Saturday, July 12, 2008


That is the only way to describe my ability to do neuromuscular training (NMT).

After a 17 minute warmup I commenced an unstructured workout of running hard/easy between the runway lights on the airport. I'm not sure of the distance between them but my guess is under 50 meters. It doesn't take long to get from one to the next while running hard.

At first I thought I could run hard then just back off some and run hard again. But after the first rep like that I knew I had to back way down to a crawl to recover. I was only able to do 3x rep before I needed a slightly longer rest jog of several lengths. I ended up doing 6 sets of the 3x rep sequence. It took about 13 minutes and I was done with the hard stuff.

I ran another super slow 30 minutes to make up my hour and went home.

There are some things one is naturally bad at and I think I found one of them.

The good news is that perhaps I can gain the greatest amount of benefit per unit of training by keeping up with the NMT once per week. I have read that it works form and neuromuscular coordination that benefits long distance runners by creating efficiencies. And there's nothing better for a long distance runner than being efficient.

60 minutes ~ 6+ miles.


Blogger Marc said...

Just one?

Anyway, I was quite shocked to see you do any sort of speedwork.

7/12/2008 4:48 PM  
Blogger Mark said...

that's a good reminder post to us all in using some NMT more often -thanks

7/12/2008 9:21 PM  
Blogger Thomas said...

Man, 13 minutes of NMT workout is an awful lot.
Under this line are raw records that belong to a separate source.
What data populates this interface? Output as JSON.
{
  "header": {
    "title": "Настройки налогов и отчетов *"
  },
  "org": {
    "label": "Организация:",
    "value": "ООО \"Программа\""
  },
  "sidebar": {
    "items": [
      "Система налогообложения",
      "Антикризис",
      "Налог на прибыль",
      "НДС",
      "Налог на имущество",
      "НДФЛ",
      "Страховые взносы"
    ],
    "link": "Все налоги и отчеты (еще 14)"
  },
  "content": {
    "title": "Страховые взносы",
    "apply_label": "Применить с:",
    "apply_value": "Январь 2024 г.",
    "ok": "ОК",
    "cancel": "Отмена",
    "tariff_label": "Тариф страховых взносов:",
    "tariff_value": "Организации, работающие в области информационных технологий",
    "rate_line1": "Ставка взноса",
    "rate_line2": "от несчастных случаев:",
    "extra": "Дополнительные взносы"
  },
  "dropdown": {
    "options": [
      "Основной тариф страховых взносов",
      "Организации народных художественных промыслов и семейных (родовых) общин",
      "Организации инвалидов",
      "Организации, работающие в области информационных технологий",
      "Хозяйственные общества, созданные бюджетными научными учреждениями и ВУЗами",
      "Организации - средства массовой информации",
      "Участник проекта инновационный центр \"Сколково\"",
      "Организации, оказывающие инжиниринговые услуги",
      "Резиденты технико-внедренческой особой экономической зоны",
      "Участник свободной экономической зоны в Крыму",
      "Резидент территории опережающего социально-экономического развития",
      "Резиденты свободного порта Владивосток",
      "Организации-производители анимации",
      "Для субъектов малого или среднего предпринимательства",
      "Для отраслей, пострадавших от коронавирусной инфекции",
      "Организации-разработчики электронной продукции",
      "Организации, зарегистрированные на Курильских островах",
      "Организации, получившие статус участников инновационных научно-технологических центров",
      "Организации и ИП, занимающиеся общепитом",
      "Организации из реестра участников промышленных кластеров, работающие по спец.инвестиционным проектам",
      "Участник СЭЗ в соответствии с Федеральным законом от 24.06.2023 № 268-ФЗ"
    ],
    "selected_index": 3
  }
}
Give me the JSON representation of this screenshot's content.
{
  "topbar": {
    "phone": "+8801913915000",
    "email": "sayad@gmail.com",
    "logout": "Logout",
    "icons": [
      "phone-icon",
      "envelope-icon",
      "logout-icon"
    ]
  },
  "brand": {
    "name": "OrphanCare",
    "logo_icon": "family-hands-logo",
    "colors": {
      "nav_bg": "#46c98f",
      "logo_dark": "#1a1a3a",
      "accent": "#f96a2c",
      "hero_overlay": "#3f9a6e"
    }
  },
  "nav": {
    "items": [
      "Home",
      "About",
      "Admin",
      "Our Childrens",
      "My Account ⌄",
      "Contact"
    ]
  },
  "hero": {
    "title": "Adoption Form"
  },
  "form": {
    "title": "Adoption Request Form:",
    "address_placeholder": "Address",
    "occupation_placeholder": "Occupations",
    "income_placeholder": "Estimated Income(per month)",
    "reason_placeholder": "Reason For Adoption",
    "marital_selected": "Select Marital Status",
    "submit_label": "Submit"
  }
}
For example, when you start out doing NMTs, even 6 minutes of 30/30 would be a great achievement. Don't put yourself down unnecessarily.

7/12/2008 10:11 PM  
Blogger Mike said...

I'm with Thomas on the time, especially if it's close to an all-out effort. I hated the 50 sprint, 50 float workouts I've done in the past, and two miles worth pretty much did me in. I'm still torn on when to incorporate these, as I'm more partial to using them for the "icing on the cake" rather than for "bread and butter".

I still like strides at about 90-95% effort, but they're so much easier than what you and Thomas are doing.

7/14/2008 7:45 AM  

Post a Comment

Links to this post:

Create a Link

<< Home